Articles on Palace
In a fast-paced world where there’s greater pressure and desperate desire to be an overnight success, there are brands like Palace that couldn’t care less. Social media is saturated by people aiming for the kind of hype Palace has gone up to in recent years, but the brand’s beginning wasn’t necessarily aimed towards becoming viral or becoming as big as they’ve become. It’s every bit as indie as the brand is today.
The skate crew Palace Wayward Boys Choir made videos of satirical reporting and commentary on the state of skateboarding back then in 2009 as a whim among friends. Filmed on the good ole’ phone camera and VHS camcorders, it featured the pros in the London skate scene against a backdrop of the city’s subcultures for context.
The mastermind: Lev Tanju. At the time, he realized that he was, in his own words, a bum after a decade of doing spontaneous and fun activities. He made sketches of board graphics, originally for his skater friends and roommates. From there, an idea is born to create a skate brand of his own. Palace is a sarcastic name for their apartments at the time, which they say are miles away and a complete opposite to the actual Palaces found in their homeland.
Places to Shop for Palace
Palace London Boutique
26 Brewer Street
London W1F 0SW
Contact: 020 7287 5048
Monday to Saturday: 11-7
Palace New York Boutique
49 Howard Street
New York, NY 10013
Monday to Saturday: 11-7
For the love of the UK skate scene
When you think of London, images of the London Eye or the Westminster Bridge comes to mind. You hardly think of the street culture in the south and the underground activities it’s associated with. The UK skate scene is not far from its complements across the Atlantic, from its origins in the West Coast and the edgier versions in the East Coast, but it has its own quirks that are particularly British.
Lev Tanju just wanted something that looked good and felt easy to skate with. The focus was to offer quality skating gear and at the same time, for the products to look English. There are brands from the US that capture the indie feel, but Palace wanted to show more of England’s side. He found a loophole in the business and filled the part. He offered skating gear that reflected London’s skating culture and offered it specifically for a British market when there was none.
The boards are reminiscent of ‘90s colors and graphics, which is nostalgic for those who experienced or grew up during the time and retro for the younger market.
Authenticity and family dynamic
There’s no formula to success where business is concerned, unless you count authenticity, which is no formula at all.
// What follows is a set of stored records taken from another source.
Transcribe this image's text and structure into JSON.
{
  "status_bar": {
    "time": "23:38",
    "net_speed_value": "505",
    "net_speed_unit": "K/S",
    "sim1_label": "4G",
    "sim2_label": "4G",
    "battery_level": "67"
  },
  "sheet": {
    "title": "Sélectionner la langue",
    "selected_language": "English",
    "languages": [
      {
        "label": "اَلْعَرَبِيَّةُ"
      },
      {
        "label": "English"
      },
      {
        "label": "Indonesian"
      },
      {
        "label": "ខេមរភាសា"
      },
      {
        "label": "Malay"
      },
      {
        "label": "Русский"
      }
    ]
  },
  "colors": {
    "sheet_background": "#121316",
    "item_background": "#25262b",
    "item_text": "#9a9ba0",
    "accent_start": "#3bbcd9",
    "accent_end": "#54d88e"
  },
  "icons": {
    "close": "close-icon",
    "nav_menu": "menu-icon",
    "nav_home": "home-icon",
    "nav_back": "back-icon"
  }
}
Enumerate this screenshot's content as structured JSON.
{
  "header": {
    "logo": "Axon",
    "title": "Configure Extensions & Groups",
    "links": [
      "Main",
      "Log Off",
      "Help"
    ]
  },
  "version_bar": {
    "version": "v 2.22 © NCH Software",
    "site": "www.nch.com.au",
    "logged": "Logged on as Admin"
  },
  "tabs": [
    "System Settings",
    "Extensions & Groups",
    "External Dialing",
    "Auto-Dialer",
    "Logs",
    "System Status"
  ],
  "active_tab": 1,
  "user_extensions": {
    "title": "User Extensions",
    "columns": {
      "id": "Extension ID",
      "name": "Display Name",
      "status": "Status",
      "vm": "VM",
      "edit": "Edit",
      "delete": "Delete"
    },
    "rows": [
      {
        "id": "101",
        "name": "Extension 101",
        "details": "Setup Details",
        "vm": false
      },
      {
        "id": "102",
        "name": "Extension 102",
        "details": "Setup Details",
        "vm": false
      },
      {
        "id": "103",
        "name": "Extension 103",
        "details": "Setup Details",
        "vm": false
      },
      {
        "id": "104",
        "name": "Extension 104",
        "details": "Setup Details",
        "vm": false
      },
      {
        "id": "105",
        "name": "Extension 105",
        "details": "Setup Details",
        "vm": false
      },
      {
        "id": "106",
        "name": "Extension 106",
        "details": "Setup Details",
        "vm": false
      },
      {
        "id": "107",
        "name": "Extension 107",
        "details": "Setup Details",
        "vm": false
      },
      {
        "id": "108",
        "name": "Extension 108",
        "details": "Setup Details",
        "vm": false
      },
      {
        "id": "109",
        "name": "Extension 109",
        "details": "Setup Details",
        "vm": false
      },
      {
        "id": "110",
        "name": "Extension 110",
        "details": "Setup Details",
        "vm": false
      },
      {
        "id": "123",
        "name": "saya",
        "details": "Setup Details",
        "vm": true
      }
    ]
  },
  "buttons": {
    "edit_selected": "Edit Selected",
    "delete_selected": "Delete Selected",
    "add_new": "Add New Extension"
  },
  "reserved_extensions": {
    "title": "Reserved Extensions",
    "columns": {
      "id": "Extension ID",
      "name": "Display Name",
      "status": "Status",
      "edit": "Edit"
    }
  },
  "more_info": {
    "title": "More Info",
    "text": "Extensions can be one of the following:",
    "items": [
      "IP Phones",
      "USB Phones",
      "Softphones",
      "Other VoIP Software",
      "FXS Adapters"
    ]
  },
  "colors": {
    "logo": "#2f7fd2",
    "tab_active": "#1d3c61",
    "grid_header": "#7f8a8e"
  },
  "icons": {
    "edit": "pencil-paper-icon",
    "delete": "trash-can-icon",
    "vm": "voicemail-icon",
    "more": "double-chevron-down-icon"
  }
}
It’s a natural attitude that comes from a place of innate passion and interest. You can say that’s what brought so much hype to the Palace brand.
This direct connection to the community brought a familial feeling between the team and the customers at the first instant and is what kept people coming back to it. Every customer that they’ve acquired is an organic reach in Internet terms.
Palace would see expansion not only in the obvious business aspect, but also in reaching out to people beyond the skating world. They’ve also attracted and has become associated to the rap and grime music scene in London.
Palace has done multiple collaborations since they started, and those had been a huge reason for growing their global audience. A few of the biggest names in the business they’ve collaborated with are Reebok, Adidas, and Umbro. Still, the reason for collaborating with those brands was more about their relation to the British subcultures more than their international reputation. In associating themselves with another brand, Palace commits to their ethos of bringing British subcultures under the spotlight.
Those collaborations also brought products that are different from their original skating boards but are still connected to the sport. The Reebok Workout Low was a pair of shoes that are easier to skate with than other options.
Other unconventional collaborations would be with the Tate Britain Gallery. According to Tanju, they were open to anything that upholds their brand ethos.
Celebrities got in on palace on their own
An impressive fact about how Palace is run is that seeding, or the act of gifting products to celebrities and influencers to promote their brand or instigate a hype, is almost never pursued by the brand.
Celebrities spotted with Palace’s products have found their way to discover the brand on their own. Some of the most well-known people to wear Palace are Florence Welch from Florence and the Machine, Rihanna, Jay-Z, A$AP Rocky, Drake, Virgil Abloh, and even Kanye West’s daughter, North West.
Palace stands by their principle: “we make things because we like them, not because we know they’ll sell.”